Tomic was part of an incredible young upcoming generation, the likes of which men’s tennis hadn’t witnessed for a very long time, if ever. This included several future legends such as Milos Raonic, Grigor Dimitrov, David Goffin and perhaps a couple others too. Indeed, the previous decade had seen the rise of players like Andy Murray, Novak Djokovic, Rafael Nadal, Andy Roddick, Roger Federer, Marat Safin, and Hewitt. Now the tennis world was eagerly waiting for this new generation of players to reach their full potential and play second fiddle to the so-called ‘Big 4’.

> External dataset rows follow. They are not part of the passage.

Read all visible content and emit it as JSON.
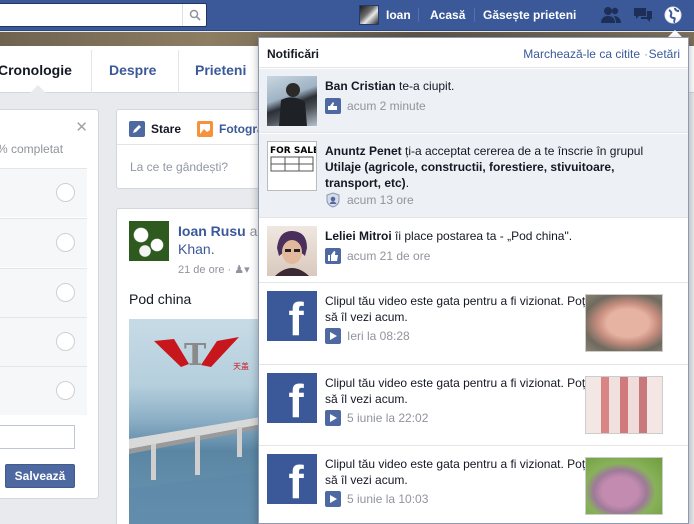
{
  "topbar": {
    "search_placeholder": "",
    "user_name": "Ioan",
    "home": "Acasă",
    "find_friends": "Găsește prieteni"
  },
  "timeline_nav": {
    "items": [
      "Cronologie",
      "Despre",
      "Prieteni"
    ]
  },
  "left_box": {
    "completed": "% completat",
    "save": "Salvează"
  },
  "composer": {
    "tab_status": "Stare",
    "tab_photo": "Fotogra",
    "placeholder": "La ce te gândești?"
  },
  "post": {
    "author": "Ioan Rusu",
    "author_rest": "a",
    "author_line2": "Khan.",
    "time": "21 de ore",
    "text": "Pod china"
  },
  "notifications": {
    "title": "Notificări",
    "mark_read": "Marchează-le ca citite",
    "separator": "·",
    "settings": "Setări",
    "items": [
      {
        "name": "Ban Cristian",
        "text": " te-a ciupit.",
        "time": "acum 2 minute",
        "icon": "poke-icon"
      },
      {
        "name": "Anuntz Penet",
        "text": " ți-a acceptat cererea de a te înscrie în grupul ",
        "group": "Utilaje (agricole, constructii, forestiere, stivuitoare, transport, etc)",
        "end": ".",
        "time": "acum 13 ore",
        "icon": "group-shield-icon"
      },
      {
        "name": "Leliei Mitroi",
        "text": " îi place postarea ta - „Pod china\".",
        "time": "acum 21 de ore",
        "icon": "like-icon"
      },
      {
        "text": "Clipul tău video este gata pentru a fi vizionat. Poți să îl vezi acum.",
        "time": "Ieri la 08:28",
        "icon": "video-icon"
      },
      {
        "text": "Clipul tău video este gata pentru a fi vizionat. Poți să îl vezi acum.",
        "time": "5 iunie la 22:02",
        "icon": "video-icon"
      },
      {
        "text": "Clipul tău video este gata pentru a fi vizionat. Poți să îl vezi acum.",
        "time": "5 iunie la 10:03",
        "icon": "video-icon"
      }
    ]
  },
  "colors": {
    "brand_blue": "#3b5998",
    "unread_bg": "#edf0f5"
  }
}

In that regard, the generation has definitely not disappointed, and continue to do so to this day. But of course, Tomic stands out well ahead of his contemporaries. At the time of writing, the rankings difference between him and Federer is an astonishing 160 spots.
At the age of only 25, Tomic has racked up 3 ATP titles – all of them ATP 250s. He’s now only 106 titles short of Jimmy Connors’ Open Era record of 109. Along the way, he has made his way into record books across the world. His name is certainly present in the record books of the Gold Coast police and the Miami police. Having made a Wimbledon quarter final as a teenager, he has never made a major quarter final since. Surely, that can has to be some sort of record too.
Recently, Tomic provided us some major insight into the source of his inspiration and work ethic out on court. Over the years, he’s become quite generous when it comes to sharing his immense wisdom. We’ve often been blessed with precious nuggets like “I felt a little bit bored out there”, “I would tell my younger self, ‘don’t play tennis’” and “holding a trophy or doing well, it just doesn’t satisfy me anymore”. But after failing to qualify for the Australian Open earlier this year(and no, no wildcard this time), he gave us his true weltanschauung:
I just count money, that’s all I do. I count my millions.
Everyone needs their source of strength and motivation, and this was Tomic’s. Of course, it’s a radical new approach, and didn’t go down well with many of the game’s purists. For example, Andy Roddick who was known for his passion and love for the game, and always giving 100% on the tennis court, had this to say:
Maybe stop for a second and think of the millions you’ve left on the table …. https://t.co/t27GA4WHyG
— andyroddick (@andyroddick) January 14, 2018
Then again, Andy probably didn’t realize that this is pretty much a pot and kettle scenario. For most of Roddick’s career, there was a Swiss guy skimming millions off the top of his table.
Despite the criticism, Tomic’s career trajectory didn’t change, as can be evidenced from his gradual exit from the top 200 in April. As anyone who’s tried counting to a million and beyond will tell you, it’s a tedious and time-consuming task. Most top players hire agents to deal with such complex matters. But clearly Tomic is made of sterner stuff. And by his calculations he’s already made 13-14 million.
As befitting a celebrity of his stature, a couple of weeks after the loss at the Australian Open qualifiers, Tomic was announced as a participant on the reality show, I’m a Celebrity…Get Me Out of Here. Within 3 days however, he quit because it made him feel depressed. Ironically, the show’s co-host claimed that he cost them millions in logistics and marketing expenses.
And if a couple of young kids learning to play tennis ever came up to him, his advice would probably be this – “You go do what I did. You go make 13-14 million. Good luck guys. Bye bye.”
Note – This article is to be taken as seriously as Tomic takes his tennis.